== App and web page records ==
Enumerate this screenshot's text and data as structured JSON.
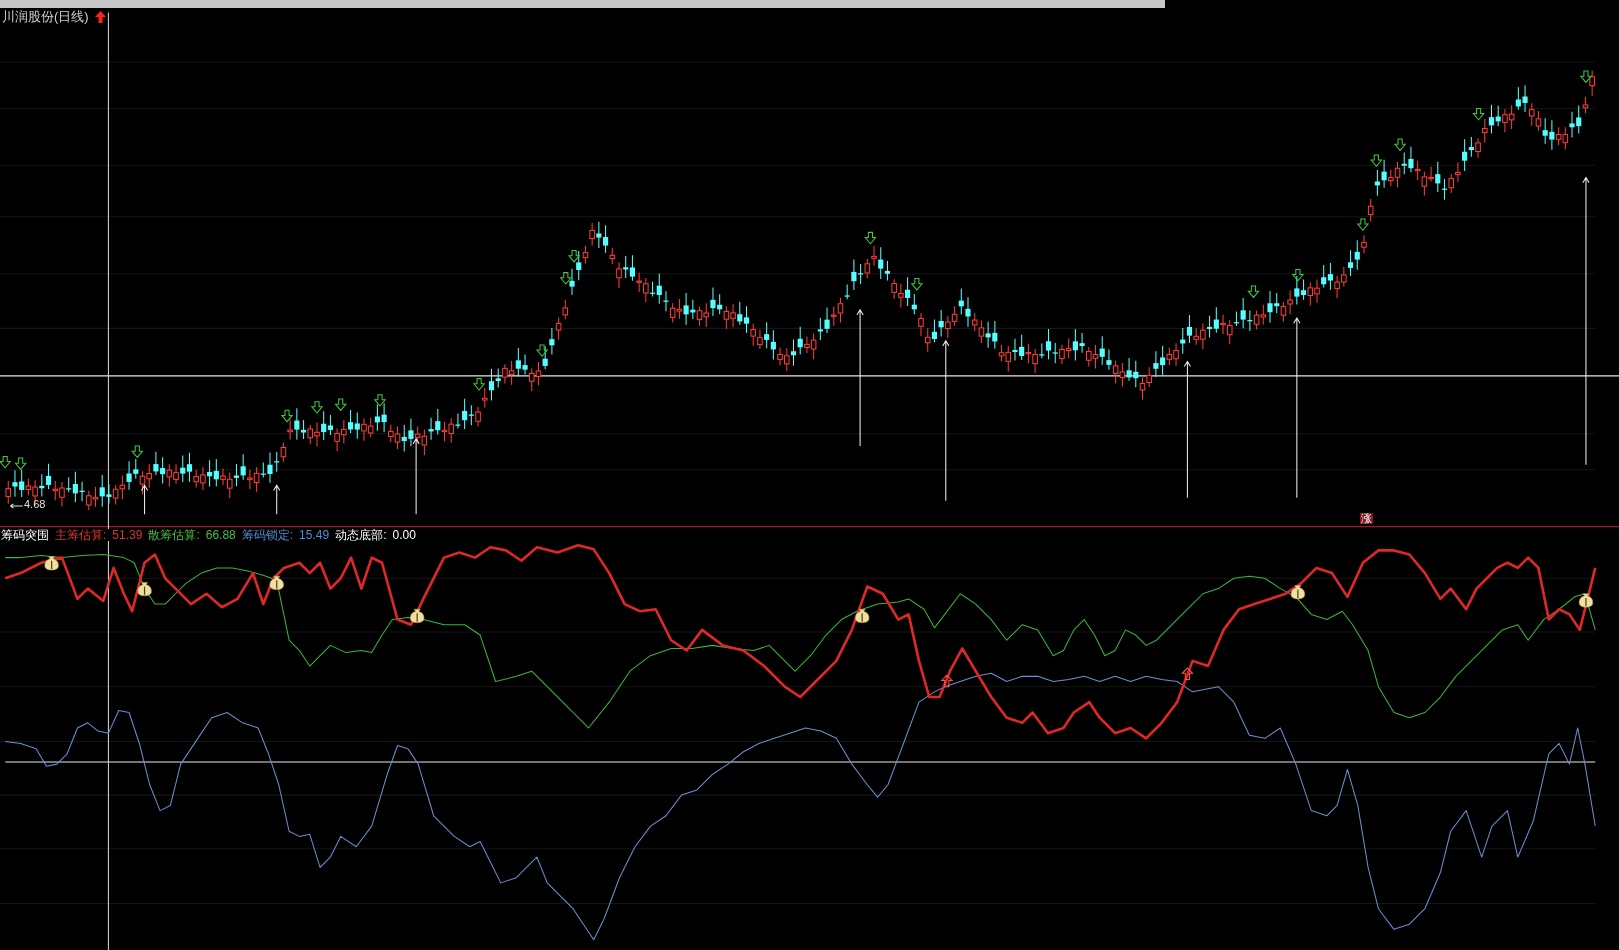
{
  "chart_title": "川润股份(日线)",
  "price_low_label": "4.68",
  "rise_marker": "涨",
  "indicator": {
    "name": "筹码突围",
    "readings": [
      {
        "label": "主筹估算:",
        "value": "51.39"
      },
      {
        "label": "散筹估算:",
        "value": "66.88"
      },
      {
        "label": "筹码锁定:",
        "value": "15.49"
      },
      {
        "label": "动态底部:",
        "value": "0.00"
      }
    ]
  }
}
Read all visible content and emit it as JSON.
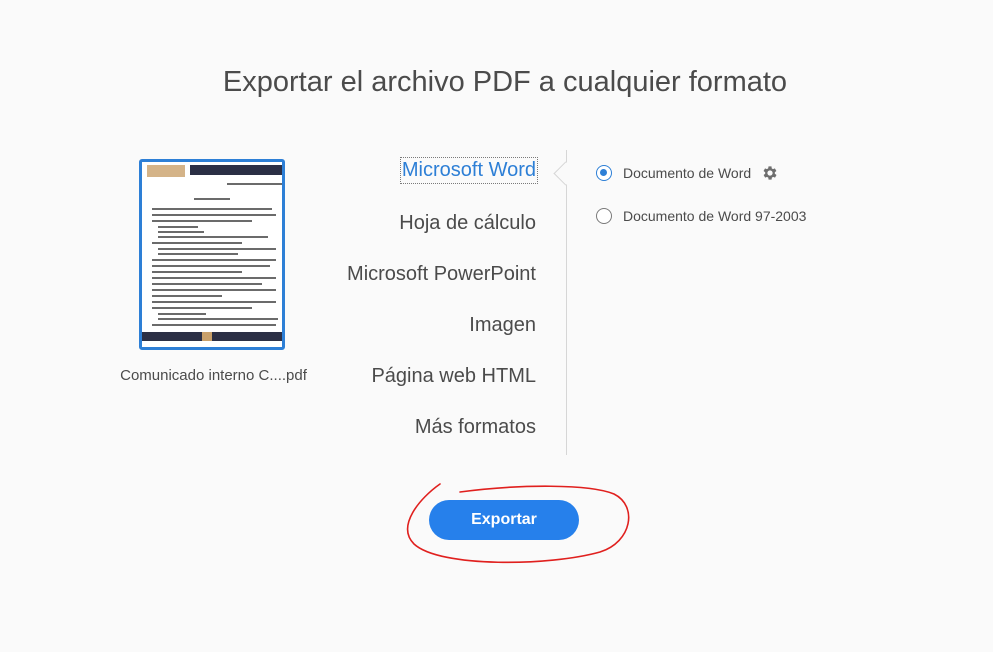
{
  "title": "Exportar el archivo PDF a cualquier formato",
  "file": {
    "name": "Comunicado interno C....pdf"
  },
  "formats": [
    {
      "label": "Microsoft Word",
      "selected": true
    },
    {
      "label": "Hoja de cálculo",
      "selected": false
    },
    {
      "label": "Microsoft PowerPoint",
      "selected": false
    },
    {
      "label": "Imagen",
      "selected": false
    },
    {
      "label": "Página web HTML",
      "selected": false
    },
    {
      "label": "Más formatos",
      "selected": false
    }
  ],
  "options": [
    {
      "label": "Documento de Word",
      "checked": true,
      "icon": "gear-icon"
    },
    {
      "label": "Documento de Word 97-2003",
      "checked": false
    }
  ],
  "export_button": {
    "label": "Exportar"
  },
  "colors": {
    "accent": "#2d7fd6",
    "button": "#2680eb",
    "annotation": "#e0201e"
  }
}
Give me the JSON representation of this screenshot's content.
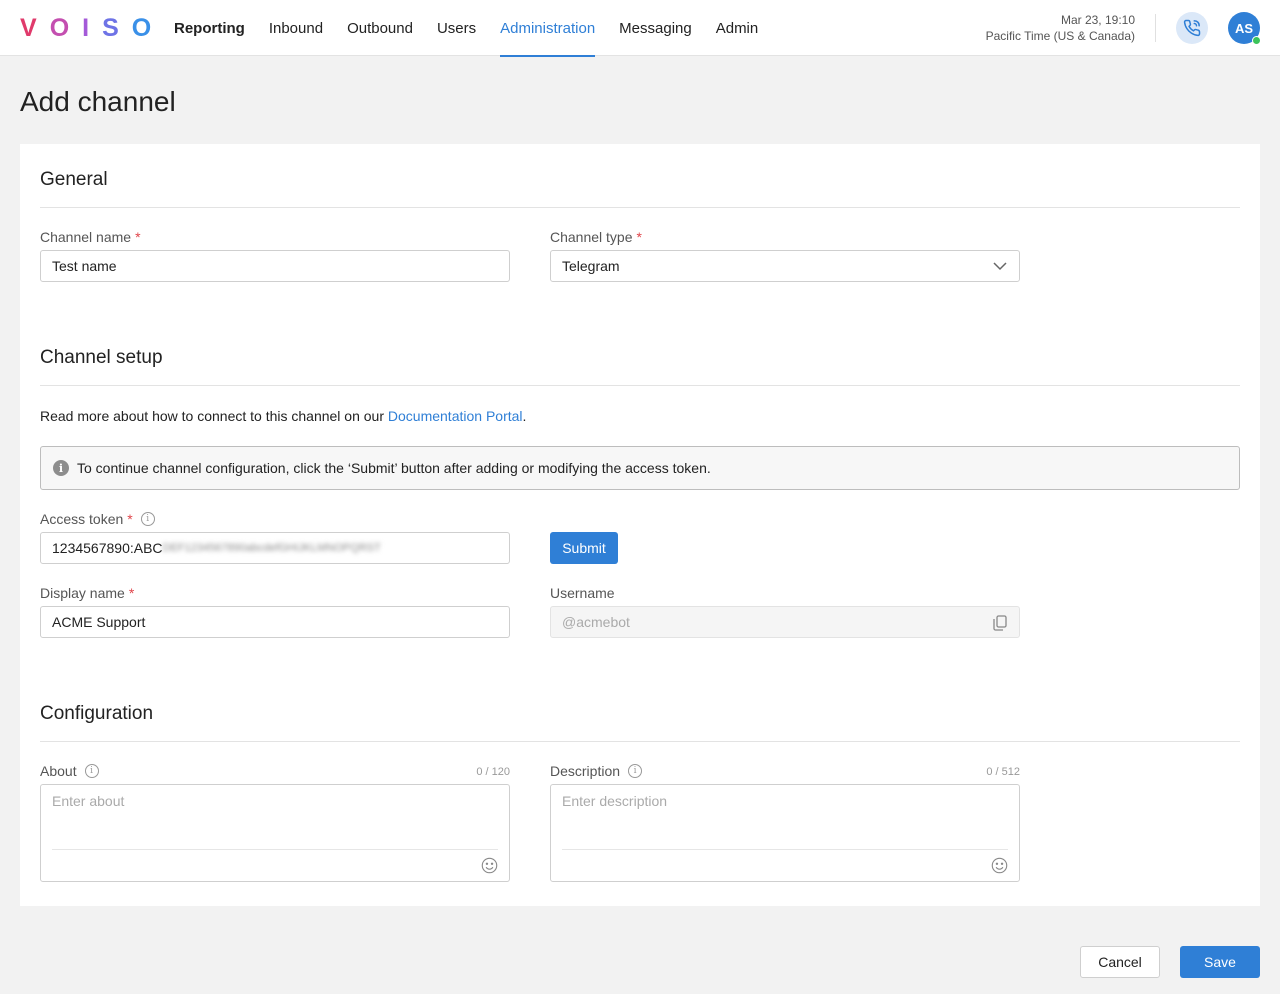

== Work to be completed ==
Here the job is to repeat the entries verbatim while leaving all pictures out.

== Answer to the problem ==
Enumerate this screenshot's text and data as structured JSON.
{
  "chart_title": "川润股份(日线)",
  "price_low_label": "4.68",
  "rise_marker": "涨",
  "indicator": {
    "name": "筹码突围",
    "readings": [
      {
        "label": "主筹估算:",
        "value": "51.39"
      },
      {
        "label": "散筹估算:",
        "value": "66.88"
      },
      {
        "label": "筹码锁定:",
        "value": "15.49"
      },
      {
        "label": "动态底部:",
        "value": "0.00"
      }
    ]
  }
}
Read all visible content and emit it as JSON.
{
  "title": "Exportar el archivo PDF a cualquier formato",
  "file": {
    "name": "Comunicado interno C....pdf"
  },
  "formats": [
    {
      "label": "Microsoft Word",
      "selected": true
    },
    {
      "label": "Hoja de cálculo",
      "selected": false
    },
    {
      "label": "Microsoft PowerPoint",
      "selected": false
    },
    {
      "label": "Imagen",
      "selected": false
    },
    {
      "label": "Página web HTML",
      "selected": false
    },
    {
      "label": "Más formatos",
      "selected": false
    }
  ],
  "options": [
    {
      "label": "Documento de Word",
      "checked": true,
      "icon": "gear-icon"
    },
    {
      "label": "Documento de Word 97-2003",
      "checked": false
    }
  ],
  "export_button": {
    "label": "Exportar"
  },
  "colors": {
    "accent": "#2d7fd6",
    "button": "#2680eb",
    "annotation": "#e0201e"
  }
}
Give me the JSON representation of this screenshot's content.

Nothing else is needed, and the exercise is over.